## [DIRECTIONS FOR THIS TASK]
Without the pictures, give the records again exactly as they appear.

╭──

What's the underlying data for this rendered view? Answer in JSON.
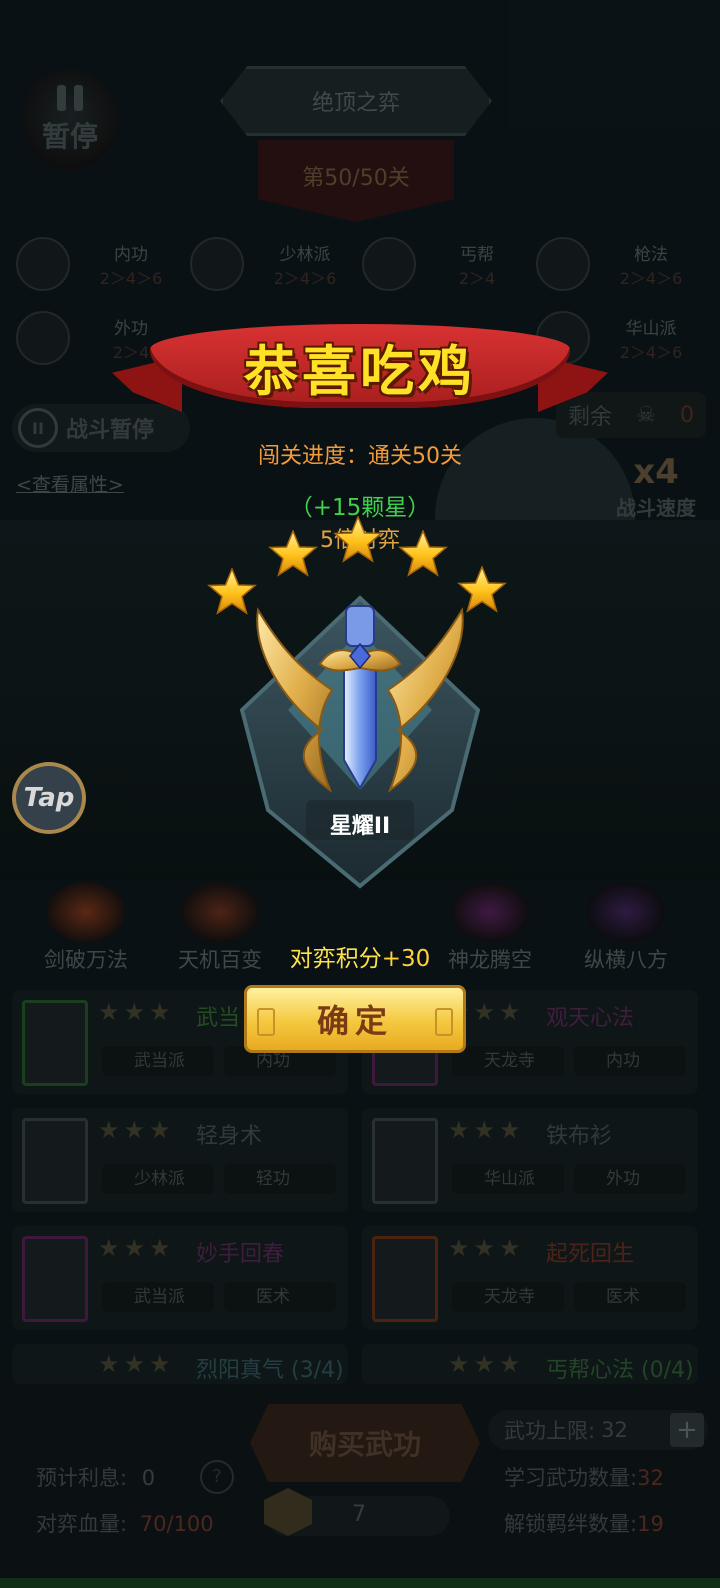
{
  "header": {
    "pause_label": "暂停",
    "mode_title": "绝顶之弈",
    "level": "第50/50关"
  },
  "bonds": [
    {
      "name": "内功",
      "levels": "2＞4＞6"
    },
    {
      "name": "少林派",
      "levels": "2＞4＞6"
    },
    {
      "name": "丐帮",
      "levels": "2＞4"
    },
    {
      "name": "枪法",
      "levels": "2＞4＞6"
    },
    {
      "name": "外功",
      "levels": "2＞4"
    },
    {
      "name": "华山派",
      "levels": "2＞4＞6"
    }
  ],
  "battle": {
    "pause_label": "战斗暂停",
    "view_attributes": "<查看属性>",
    "remaining_label": "剩余",
    "remaining_value": "0",
    "speed_value": "x4",
    "speed_label": "战斗速度",
    "tap_label": "Tap"
  },
  "skills": [
    {
      "name": "剑破万法",
      "color": "#6a3018"
    },
    {
      "name": "天机百变",
      "color": "#5a2a1a"
    },
    {
      "name": "神龙腾空",
      "color": "#4a1e4e"
    },
    {
      "name": "纵横八方",
      "color": "#36204e"
    }
  ],
  "cards": [
    {
      "title": "武当",
      "title_color": "#2a5a2a",
      "tags": [
        "武当派",
        "内功"
      ]
    },
    {
      "title": "观天心法",
      "title_color": "#4a2448",
      "tags": [
        "天龙寺",
        "内功"
      ]
    },
    {
      "title": "轻身术",
      "title_color": "#3a4445",
      "tags": [
        "少林派",
        "轻功"
      ]
    },
    {
      "title": "铁布衫",
      "title_color": "#3a4445",
      "tags": [
        "华山派",
        "外功"
      ]
    },
    {
      "title": "妙手回春",
      "title_color": "#4a2448",
      "tags": [
        "武当派",
        "医术"
      ]
    },
    {
      "title": "起死回生",
      "title_color": "#5a2a1e",
      "tags": [
        "天龙寺",
        "医术"
      ]
    },
    {
      "title": "烈阳真气 (3/4)",
      "title_color": "#2a4a50"
    },
    {
      "title": "丐帮心法 (0/4)",
      "title_color": "#2a5030"
    }
  ],
  "bottom": {
    "buy_label": "购买武功",
    "limit_label": "武功上限:",
    "limit_value": "32",
    "interest_label": "预计利息:",
    "interest_value": "0",
    "help_icon_label": "?",
    "hp_label": "对弈血量:",
    "hp_value": "70/100",
    "coins": "7",
    "learned_label": "学习武功数量:",
    "learned_value": "32",
    "bonds_label": "解锁羁绊数量:",
    "bonds_value": "19"
  },
  "result": {
    "banner": "恭喜吃鸡",
    "progress": "闯关进度：通关50关",
    "stars_gained": "（+15颗星）",
    "multiplier": "5倍对弈",
    "stars_count": 5,
    "rank_name": "星耀II",
    "score_label": "对弈积分",
    "score_value": "+30",
    "confirm_label": "确定"
  },
  "colors": {
    "ribbon": "#c82828",
    "banner_text": "#ffe226",
    "progress": "#f39a3a",
    "stars_gained": "#3fd24a",
    "star": "#ffc21a",
    "confirm_button": "#f4c83e"
  }
}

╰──

## [OUTPUT BELOW]
What's the underlying data for this rendered view? Answer in JSON.
{
  "header": {
    "pause_label": "暂停",
    "mode_title": "绝顶之弈",
    "level": "第50/50关"
  },
  "bonds": [
    {
      "name": "内功",
      "levels": "2＞4＞6"
    },
    {
      "name": "少林派",
      "levels": "2＞4＞6"
    },
    {
      "name": "丐帮",
      "levels": "2＞4"
    },
    {
      "name": "枪法",
      "levels": "2＞4＞6"
    },
    {
      "name": "外功",
      "levels": "2＞4"
    },
    {
      "name": "华山派",
      "levels": "2＞4＞6"
    }
  ],
  "battle": {
    "pause_label": "战斗暂停",
    "view_attributes": "<查看属性>",
    "remaining_label": "剩余",
    "remaining_value": "0",
    "speed_value": "x4",
    "speed_label": "战斗速度",
    "tap_label": "Tap"
  },
  "skills": [
    {
      "name": "剑破万法",
      "color": "#6a3018"
    },
    {
      "name": "天机百变",
      "color": "#5a2a1a"
    },
    {
      "name": "神龙腾空",
      "color": "#4a1e4e"
    },
    {
      "name": "纵横八方",
      "color": "#36204e"
    }
  ],
  "cards": [
    {
      "title": "武当",
      "title_color": "#2a5a2a",
      "tags": [
        "武当派",
        "内功"
      ]
    },
    {
      "title": "观天心法",
      "title_color": "#4a2448",
      "tags": [
        "天龙寺",
        "内功"
      ]
    },
    {
      "title": "轻身术",
      "title_color": "#3a4445",
      "tags": [
        "少林派",
        "轻功"
      ]
    },
    {
      "title": "铁布衫",
      "title_color": "#3a4445",
      "tags": [
        "华山派",
        "外功"
      ]
    },
    {
      "title": "妙手回春",
      "title_color": "#4a2448",
      "tags": [
        "武当派",
        "医术"
      ]
    },
    {
      "title": "起死回生",
      "title_color": "#5a2a1e",
      "tags": [
        "天龙寺",
        "医术"
      ]
    },
    {
      "title": "烈阳真气 (3/4)",
      "title_color": "#2a4a50"
    },
    {
      "title": "丐帮心法 (0/4)",
      "title_color": "#2a5030"
    }
  ],
  "bottom": {
    "buy_label": "购买武功",
    "limit_label": "武功上限:",
    "limit_value": "32",
    "interest_label": "预计利息:",
    "interest_value": "0",
    "help_icon_label": "?",
    "hp_label": "对弈血量:",
    "hp_value": "70/100",
    "coins": "7",
    "learned_label": "学习武功数量:",
    "learned_value": "32",
    "bonds_label": "解锁羁绊数量:",
    "bonds_value": "19"
  },
  "result": {
    "banner": "恭喜吃鸡",
    "progress": "闯关进度：通关50关",
    "stars_gained": "（+15颗星）",
    "multiplier": "5倍对弈",
    "stars_count": 5,
    "rank_name": "星耀II",
    "score_label": "对弈积分",
    "score_value": "+30",
    "confirm_label": "确定"
  },
  "colors": {
    "ribbon": "#c82828",
    "banner_text": "#ffe226",
    "progress": "#f39a3a",
    "stars_gained": "#3fd24a",
    "star": "#ffc21a",
    "confirm_button": "#f4c83e"
  }
}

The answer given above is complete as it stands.